## SOURCE RECORDS
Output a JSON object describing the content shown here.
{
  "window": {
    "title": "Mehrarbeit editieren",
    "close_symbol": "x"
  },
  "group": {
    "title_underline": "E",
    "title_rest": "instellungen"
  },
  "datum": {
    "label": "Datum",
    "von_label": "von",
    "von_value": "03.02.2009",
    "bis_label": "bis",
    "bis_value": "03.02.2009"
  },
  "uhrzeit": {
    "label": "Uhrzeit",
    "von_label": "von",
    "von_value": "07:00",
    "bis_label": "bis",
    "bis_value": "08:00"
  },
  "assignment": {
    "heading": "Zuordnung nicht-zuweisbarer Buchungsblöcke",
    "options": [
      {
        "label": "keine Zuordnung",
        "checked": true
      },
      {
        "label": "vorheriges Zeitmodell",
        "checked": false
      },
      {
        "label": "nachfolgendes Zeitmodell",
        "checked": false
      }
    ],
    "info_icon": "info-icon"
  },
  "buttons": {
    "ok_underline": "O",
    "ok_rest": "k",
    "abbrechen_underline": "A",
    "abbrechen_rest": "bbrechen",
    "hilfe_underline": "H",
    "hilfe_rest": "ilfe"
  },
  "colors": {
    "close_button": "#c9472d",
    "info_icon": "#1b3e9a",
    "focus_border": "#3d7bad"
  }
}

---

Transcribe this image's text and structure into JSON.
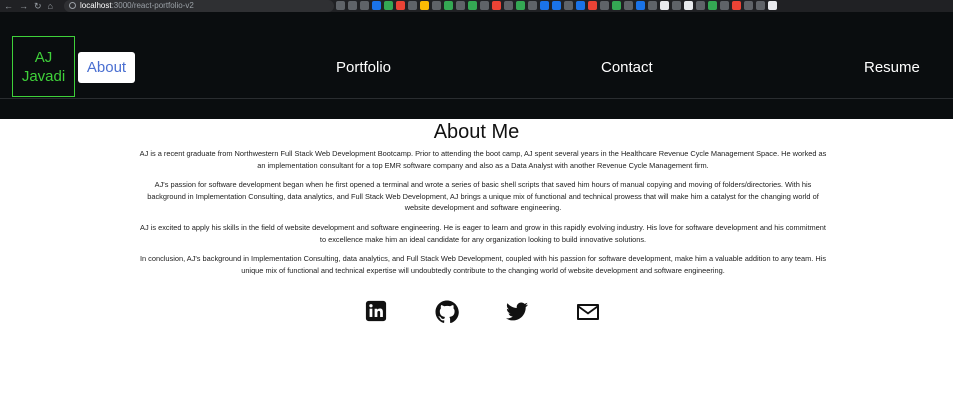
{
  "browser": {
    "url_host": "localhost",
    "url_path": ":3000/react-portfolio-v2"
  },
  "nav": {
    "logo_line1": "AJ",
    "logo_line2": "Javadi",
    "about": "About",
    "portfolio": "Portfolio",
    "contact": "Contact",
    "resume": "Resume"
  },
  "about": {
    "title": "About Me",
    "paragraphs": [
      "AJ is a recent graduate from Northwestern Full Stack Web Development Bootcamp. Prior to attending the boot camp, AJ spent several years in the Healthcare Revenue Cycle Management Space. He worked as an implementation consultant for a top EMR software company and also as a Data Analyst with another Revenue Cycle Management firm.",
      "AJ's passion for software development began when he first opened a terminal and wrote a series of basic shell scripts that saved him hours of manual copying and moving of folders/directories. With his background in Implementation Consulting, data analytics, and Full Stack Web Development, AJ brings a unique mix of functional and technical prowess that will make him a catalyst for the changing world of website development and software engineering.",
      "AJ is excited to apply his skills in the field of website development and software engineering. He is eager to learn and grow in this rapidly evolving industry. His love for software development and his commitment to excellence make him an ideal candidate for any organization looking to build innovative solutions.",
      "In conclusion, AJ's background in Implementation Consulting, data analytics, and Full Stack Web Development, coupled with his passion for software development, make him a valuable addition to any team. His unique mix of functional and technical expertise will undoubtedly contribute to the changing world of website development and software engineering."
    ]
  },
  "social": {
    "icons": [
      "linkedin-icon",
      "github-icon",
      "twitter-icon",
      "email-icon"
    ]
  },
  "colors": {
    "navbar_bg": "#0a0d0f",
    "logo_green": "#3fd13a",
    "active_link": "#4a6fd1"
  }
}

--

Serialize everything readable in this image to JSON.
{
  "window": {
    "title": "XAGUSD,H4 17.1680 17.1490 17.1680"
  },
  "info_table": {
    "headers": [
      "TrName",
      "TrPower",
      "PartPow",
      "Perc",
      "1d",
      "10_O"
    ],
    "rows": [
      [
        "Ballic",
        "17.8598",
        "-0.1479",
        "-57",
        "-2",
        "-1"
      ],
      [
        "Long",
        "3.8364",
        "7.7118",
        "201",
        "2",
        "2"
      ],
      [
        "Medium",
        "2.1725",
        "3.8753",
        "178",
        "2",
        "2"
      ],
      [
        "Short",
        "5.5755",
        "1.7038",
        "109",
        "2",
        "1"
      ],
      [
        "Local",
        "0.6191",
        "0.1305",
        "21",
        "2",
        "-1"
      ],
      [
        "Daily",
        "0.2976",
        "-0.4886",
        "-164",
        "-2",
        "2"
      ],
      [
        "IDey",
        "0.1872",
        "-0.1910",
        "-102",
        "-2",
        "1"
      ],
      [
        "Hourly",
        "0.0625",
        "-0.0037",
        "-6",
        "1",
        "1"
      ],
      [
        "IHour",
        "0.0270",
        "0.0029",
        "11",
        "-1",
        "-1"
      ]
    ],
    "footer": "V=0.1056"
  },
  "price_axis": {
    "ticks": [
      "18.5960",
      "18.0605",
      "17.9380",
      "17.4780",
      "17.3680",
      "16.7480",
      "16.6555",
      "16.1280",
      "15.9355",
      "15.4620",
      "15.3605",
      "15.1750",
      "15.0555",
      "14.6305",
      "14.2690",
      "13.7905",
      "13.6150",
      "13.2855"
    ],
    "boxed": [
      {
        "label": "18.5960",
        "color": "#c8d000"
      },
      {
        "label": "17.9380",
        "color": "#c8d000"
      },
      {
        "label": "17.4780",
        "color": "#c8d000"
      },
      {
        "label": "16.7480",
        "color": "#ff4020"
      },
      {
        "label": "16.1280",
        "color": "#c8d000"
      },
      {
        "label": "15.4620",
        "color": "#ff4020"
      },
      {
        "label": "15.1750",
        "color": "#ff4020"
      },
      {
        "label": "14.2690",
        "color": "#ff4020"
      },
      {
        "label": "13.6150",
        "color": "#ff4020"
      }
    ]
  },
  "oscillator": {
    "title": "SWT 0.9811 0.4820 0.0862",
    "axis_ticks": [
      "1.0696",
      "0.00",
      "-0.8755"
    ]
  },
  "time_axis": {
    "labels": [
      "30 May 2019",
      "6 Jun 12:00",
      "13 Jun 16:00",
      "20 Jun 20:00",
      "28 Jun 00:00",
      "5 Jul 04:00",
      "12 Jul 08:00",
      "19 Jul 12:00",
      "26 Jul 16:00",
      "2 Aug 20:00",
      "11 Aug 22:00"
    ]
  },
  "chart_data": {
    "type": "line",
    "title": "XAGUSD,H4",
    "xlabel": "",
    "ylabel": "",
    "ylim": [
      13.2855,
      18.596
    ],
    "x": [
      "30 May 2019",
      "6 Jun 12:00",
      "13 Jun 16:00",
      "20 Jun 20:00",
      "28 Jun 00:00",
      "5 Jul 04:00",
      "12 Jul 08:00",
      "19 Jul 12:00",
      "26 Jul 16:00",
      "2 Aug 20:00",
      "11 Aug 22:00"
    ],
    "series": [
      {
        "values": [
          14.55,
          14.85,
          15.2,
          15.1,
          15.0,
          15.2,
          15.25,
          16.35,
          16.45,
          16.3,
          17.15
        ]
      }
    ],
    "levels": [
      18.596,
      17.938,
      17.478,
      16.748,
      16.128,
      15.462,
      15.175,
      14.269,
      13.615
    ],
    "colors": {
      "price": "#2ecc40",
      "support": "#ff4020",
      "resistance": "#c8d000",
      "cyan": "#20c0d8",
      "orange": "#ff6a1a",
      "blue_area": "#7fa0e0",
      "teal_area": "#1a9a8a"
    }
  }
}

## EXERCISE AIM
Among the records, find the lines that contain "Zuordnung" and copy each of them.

## YOUR RESPONSE
    "heading": "Zuordnung nicht-zuweisbarer Buchungsblöcke",
        "label": "keine Zuordnung",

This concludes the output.